Published at Seattlebackpackersmagazine.com
This is the time of year when most residents of the Pacific Northwest turn their minds towards escape. The damp, dreary months of winter bring thoughts of trips to Hawaii to the minds of cabin fevered lovers of the great outdoors. But I say, rather than run from the precipitation exuding from the sky and the land all around us, it’s time to embrace it. Resist the tourist covered sunny beaches, and head for the solitude of the rain forest. Forget an afternoon sunset watching ocean waves, and slip behind the cascading sheets of a raging waterfall. Abandon the glamour of a glitzy, full service, wallet-draining hotel, and discover the joy of a rustic log cabin with reduced rates and a tiny electric heater that feels better than all the sunshine in Hawaii after a day spent hiking in the drenching rain.

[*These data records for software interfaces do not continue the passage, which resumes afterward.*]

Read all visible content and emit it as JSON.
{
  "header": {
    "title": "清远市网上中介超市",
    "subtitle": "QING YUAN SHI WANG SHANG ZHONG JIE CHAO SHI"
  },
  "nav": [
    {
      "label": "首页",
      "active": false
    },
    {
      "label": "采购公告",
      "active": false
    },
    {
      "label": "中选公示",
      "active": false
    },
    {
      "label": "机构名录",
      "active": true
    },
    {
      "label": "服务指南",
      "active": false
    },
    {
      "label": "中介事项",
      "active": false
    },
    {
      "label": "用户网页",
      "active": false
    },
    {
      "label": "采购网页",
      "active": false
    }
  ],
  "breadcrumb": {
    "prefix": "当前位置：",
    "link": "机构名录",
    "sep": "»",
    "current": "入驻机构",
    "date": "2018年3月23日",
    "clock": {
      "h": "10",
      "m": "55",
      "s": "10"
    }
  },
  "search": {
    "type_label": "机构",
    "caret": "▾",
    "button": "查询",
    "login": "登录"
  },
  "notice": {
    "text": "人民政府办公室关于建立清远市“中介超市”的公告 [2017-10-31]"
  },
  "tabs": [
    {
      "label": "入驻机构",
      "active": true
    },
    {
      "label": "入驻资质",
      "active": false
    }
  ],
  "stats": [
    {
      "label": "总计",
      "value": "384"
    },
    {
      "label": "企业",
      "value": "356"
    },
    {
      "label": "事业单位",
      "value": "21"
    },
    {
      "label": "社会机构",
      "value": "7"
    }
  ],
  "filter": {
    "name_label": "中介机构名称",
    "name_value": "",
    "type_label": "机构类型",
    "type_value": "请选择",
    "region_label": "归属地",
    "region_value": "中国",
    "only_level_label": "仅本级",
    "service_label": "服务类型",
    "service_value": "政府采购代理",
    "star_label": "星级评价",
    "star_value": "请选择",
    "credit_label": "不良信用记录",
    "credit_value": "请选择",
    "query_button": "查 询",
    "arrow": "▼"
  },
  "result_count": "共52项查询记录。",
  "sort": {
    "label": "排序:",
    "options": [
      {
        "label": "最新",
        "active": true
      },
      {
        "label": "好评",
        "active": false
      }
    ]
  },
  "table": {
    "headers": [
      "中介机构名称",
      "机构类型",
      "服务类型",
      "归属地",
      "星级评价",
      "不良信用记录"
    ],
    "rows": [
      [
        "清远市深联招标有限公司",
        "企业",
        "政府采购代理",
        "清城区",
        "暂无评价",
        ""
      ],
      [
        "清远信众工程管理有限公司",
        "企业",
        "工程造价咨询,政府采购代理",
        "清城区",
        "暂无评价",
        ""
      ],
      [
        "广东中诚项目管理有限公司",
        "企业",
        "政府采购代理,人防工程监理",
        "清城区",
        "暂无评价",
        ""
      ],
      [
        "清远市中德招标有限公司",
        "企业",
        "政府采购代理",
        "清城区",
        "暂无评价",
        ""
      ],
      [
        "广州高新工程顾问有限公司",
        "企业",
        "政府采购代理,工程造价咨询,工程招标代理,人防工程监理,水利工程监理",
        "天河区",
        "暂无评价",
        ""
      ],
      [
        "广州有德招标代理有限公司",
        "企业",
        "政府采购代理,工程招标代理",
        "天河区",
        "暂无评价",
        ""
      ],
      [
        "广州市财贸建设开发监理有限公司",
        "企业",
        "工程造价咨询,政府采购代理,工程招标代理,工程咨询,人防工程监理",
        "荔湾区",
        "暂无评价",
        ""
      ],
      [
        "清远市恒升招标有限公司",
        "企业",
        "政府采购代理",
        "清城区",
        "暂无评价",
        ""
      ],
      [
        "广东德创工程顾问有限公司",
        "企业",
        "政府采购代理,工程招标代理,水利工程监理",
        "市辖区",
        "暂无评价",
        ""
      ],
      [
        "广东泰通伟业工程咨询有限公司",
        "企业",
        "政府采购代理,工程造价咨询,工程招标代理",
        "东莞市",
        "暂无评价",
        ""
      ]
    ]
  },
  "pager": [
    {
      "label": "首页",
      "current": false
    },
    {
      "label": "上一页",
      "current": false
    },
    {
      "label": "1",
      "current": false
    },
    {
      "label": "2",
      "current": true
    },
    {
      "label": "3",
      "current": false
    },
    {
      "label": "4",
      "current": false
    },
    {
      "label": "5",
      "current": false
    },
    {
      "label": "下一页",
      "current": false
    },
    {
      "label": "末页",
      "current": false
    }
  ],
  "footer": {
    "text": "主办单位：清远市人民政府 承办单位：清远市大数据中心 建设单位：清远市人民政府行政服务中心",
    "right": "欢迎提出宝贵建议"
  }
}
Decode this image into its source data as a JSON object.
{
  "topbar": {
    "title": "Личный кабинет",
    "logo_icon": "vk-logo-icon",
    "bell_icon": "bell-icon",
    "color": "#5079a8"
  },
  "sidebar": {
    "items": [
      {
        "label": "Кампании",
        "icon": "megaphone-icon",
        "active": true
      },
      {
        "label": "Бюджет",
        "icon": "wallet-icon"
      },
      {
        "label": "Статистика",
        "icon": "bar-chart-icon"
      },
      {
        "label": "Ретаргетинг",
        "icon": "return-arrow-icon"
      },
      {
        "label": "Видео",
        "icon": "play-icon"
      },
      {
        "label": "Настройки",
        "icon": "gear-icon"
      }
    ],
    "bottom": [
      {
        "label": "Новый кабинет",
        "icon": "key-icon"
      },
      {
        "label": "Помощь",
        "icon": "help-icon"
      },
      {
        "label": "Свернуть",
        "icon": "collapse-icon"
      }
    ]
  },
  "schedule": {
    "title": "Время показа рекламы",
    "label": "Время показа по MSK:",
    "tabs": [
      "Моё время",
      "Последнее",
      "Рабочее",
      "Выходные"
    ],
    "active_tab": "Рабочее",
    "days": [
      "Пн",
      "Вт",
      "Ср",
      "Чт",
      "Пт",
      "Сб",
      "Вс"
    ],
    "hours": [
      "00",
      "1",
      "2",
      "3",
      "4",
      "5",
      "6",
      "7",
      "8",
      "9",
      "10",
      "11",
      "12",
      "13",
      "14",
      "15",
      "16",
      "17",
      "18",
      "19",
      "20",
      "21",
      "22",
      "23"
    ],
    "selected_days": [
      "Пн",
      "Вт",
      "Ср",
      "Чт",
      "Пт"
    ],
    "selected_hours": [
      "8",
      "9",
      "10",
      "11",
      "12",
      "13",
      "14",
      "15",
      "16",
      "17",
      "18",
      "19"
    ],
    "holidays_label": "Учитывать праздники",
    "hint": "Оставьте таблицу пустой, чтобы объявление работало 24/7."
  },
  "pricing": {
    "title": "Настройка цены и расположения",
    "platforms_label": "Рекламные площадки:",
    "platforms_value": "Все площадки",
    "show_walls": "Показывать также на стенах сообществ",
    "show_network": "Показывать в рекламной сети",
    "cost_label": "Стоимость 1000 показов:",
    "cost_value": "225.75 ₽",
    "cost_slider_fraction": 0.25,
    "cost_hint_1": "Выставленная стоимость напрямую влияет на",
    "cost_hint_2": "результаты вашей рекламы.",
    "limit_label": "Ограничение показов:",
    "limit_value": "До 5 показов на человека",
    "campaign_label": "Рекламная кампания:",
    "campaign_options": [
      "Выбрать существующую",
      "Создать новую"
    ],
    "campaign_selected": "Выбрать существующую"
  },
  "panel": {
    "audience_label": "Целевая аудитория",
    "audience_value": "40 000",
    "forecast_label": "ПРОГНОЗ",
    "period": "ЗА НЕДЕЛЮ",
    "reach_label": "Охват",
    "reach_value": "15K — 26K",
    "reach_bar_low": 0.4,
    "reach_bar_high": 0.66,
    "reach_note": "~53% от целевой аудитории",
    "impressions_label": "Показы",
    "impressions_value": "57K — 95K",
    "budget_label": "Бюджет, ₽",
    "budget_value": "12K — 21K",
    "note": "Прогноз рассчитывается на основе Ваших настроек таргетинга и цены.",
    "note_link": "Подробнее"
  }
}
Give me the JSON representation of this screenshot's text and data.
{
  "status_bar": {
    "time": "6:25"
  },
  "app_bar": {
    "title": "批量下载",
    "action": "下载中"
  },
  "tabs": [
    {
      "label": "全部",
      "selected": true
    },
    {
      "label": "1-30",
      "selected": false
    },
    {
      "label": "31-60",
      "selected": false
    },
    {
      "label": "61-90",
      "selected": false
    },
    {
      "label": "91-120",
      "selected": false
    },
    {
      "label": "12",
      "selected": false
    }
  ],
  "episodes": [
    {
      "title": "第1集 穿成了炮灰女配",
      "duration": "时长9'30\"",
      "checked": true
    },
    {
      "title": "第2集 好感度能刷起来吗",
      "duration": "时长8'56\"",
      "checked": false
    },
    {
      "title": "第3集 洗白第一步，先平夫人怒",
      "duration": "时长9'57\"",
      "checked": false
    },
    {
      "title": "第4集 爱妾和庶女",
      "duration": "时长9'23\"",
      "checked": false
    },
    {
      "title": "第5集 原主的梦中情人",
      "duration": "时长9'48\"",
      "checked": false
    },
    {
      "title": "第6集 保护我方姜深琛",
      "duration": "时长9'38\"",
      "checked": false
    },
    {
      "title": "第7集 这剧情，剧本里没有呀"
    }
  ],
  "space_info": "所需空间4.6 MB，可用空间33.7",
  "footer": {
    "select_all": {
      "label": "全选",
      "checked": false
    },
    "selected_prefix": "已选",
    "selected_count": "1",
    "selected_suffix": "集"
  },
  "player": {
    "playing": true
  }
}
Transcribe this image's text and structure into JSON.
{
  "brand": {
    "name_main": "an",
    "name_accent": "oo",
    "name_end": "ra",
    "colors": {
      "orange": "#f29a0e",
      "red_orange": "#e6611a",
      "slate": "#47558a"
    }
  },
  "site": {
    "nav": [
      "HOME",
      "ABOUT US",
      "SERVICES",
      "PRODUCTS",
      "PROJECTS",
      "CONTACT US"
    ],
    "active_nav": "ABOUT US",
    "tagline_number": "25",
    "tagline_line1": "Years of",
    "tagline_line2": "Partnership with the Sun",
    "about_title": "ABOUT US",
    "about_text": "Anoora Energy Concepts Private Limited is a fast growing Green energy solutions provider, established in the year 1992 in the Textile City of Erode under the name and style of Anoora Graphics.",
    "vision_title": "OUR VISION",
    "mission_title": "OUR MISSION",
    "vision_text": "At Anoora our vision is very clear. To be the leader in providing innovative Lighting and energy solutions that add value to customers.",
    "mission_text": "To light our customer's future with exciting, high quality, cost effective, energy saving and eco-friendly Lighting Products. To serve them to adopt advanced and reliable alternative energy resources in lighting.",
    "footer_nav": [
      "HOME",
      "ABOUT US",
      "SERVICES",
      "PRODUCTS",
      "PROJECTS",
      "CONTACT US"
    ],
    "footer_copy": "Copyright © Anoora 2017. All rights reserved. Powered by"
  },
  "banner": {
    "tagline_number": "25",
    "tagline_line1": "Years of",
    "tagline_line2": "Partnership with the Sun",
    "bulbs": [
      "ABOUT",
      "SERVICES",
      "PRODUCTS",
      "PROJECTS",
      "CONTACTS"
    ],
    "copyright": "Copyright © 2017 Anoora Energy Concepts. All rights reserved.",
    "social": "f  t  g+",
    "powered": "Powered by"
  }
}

Read More at Seattlebackpackersmagazine.com
Monday, January 26, 2015
The unseasonably good weather here in SW Washington proved to be just too tempting yesterday. Despite the oppressive weight of the studying I needed to do for an upcoming economics test, I couldn't resist taking a break for a quick afternoon jaunt to Mt. St. Helens. It's been a spectacularly warm January, but even with the record breaking winter temperatures, I was shocked at how little snow there was on Mt. St. Helens and the mountains surrounding it. Even the region’s highest peaks, Coldwater, Whittier, Margaret, and Potato, retain little more than a few scattered snowfields. St. Helens itself has fared little better, and vast bare streaks extend far up its flanks.
Thursday, January 15, 2015
My review of the SOL Escape Lite Bivvy, Published in Seattle Backpackers Magazine
As the ice crinkled on my bag and water melted from around my face and dripped into my eyes, I pondered on the fantastic claims many gear manufacturers make about their excellent products.
The great paradox of backpacking gear has always been the balance between weight, comfort and durability; comfort and durability often equal bulk and weight, while a lack of weight and bulk often result in the sacrifice of comfort and durability. As I settled into the SOL (Survive Outdoors Longer) Escape Lite Bivvy, I hoped that, here, I would find an ideal balance of the three, but it turns out that – at least in this case – you can’t have your cake and eat it, too. Read more at: SeattleBackpackersMagazine.com
Saturday, January 3, 2015
Until last year I had never been downhill skiing. The closest I had ever come had been an occasional jaunt in the woods on cross country skis; looking up at the ski hill, I would shake my head in wonder at the madness of people careening down mountains at breakneck speeds. In my mind, skiing was a hobby partaken of only by wealthy daredevils, and of course by my parents sometime in the ancient, hazy days of the 80s. That all changed with the watching of a broadcast of the 2014 Olympic winter games in Sochi, and my younger brother’s resulting fascination with winter sports. For several days of the games, he watched snowboarders twirl through the air, saw the challenge and the glory of the sport, and decided that was what he wanted to do. We decided to take to the slopes with him on skis to see what the allure of the tall mountain was.